“It indicates that it's possible that you have what people refer to as the ‘mosaic of aging,’ whereby some tissues, some cells, some organs can undergo age-associated changes more rapidly, or at a different time, than others,” said Cole. “Although having an older brain doesn't necessarily mean you're going to have older epigenetic signatures in your blood, if you've got both, that's worse for you.”
There is some evidence that the brain may age at a different pace than the rest of the body. For example, Horvath and colleagues, by assessing the epigenetic age of various tissues from a supercentenarian (a woman who lived for 112 years), found that her brain appeared younger than other parts of the body. It’s possible that people’s brains might age more slowly than their blood, Horvath told The Scientist. The other possibility, he added, is that because these are different parts of the body, they get exposed to different stressors, such as infections, that may lead to accelerated aging. However, he cautioned that, since this was only one data set, more rigorous study is needed to confirm these hypotheses.
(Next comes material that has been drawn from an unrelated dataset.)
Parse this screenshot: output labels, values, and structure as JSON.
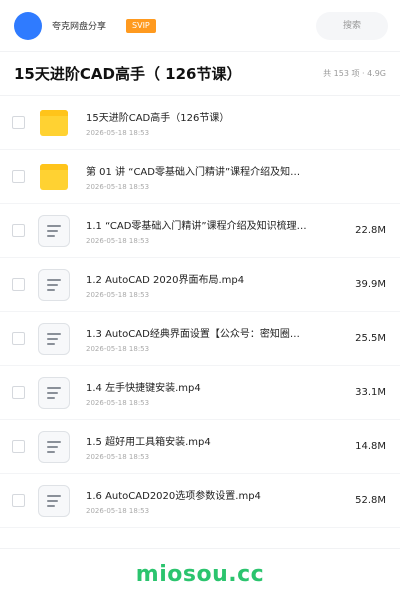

In another recent study published last month (April 6) in the Journal of Neuroscience, a group led by researchers at Yale University found that a different measure of the brain, white matter integrity, did indeed correlate with epigenetic age measured from blood.
In this experiment, researchers analyzed data collected from 628 individuals from Mexican-American families between 23 and 93 years old. Increasing epigenetic age, they found, was associated with a decrease in white matter integrity.
“The effect size that we see is modest, so it’s only one piece of the puzzle,” said Karen Hodgson, a postdoctoral researcher at King’s College London who conducted the study while at Yale University. “I think if you look at the two studies together, [Cole’s and ours], you can see that increasingly, we're tapping into these different biological measures of aging and there's a lot more work to do in terms of understanding how they interact.”
“Both papers combine measures from different fields . . . and I think that's a very good approach to be even more accurate in predicting mortality, neurodegenerative diseases such as Alzheimer's, or cognitive decline in the elderly,” Katja Franke, a postdoctoral researcher at the University Hospital of Jena who was not involved in either study, told The Scientist. However, she added, “I think it should be stated very clearly that these biomarkers are not specific for mortality or any diseases—it’s just a way to measure how your DNA and your lifestyle is forming your biological age or brain age. Aging is very individual.”
“I think these are both exciting pieces of work,” said Dan Belsky, a professor of medicine at Duke University who was not involved in Cole’s or Hodgson’s projects on brain age. “They are most exciting to me in the further illustration of connections between aging across systems in the body.”
While the biomarkers of aging might be of limited use in the clinic, at least for now, scientists see these as useful tools for studying anti-aging therapeutics. There are a number of candidate inventions to slow aging, said Brian Kennedy, a professor at the Buck Institute for Research on Aging in San Francisco. “We need ways to measure whether these interventions are working, and having biomarkers is critical for that.”
Some researchers, including Horvath, are working on developing epigenetic clocks of animal aging to use in preclinical studies. Last month, researchers at the European Molecular Biology Laboratory’s European Bioinformatics Institute published a multi-tissue epigenetic clock for mice, which included the brain.
These tools may ultimately also help scientists comprehend the process of aging itself. “If you can see both who's at risk of aging or dying sooner, but also, if you know who has aged badly, you can figure out what's different about them that caused that,” Cole said.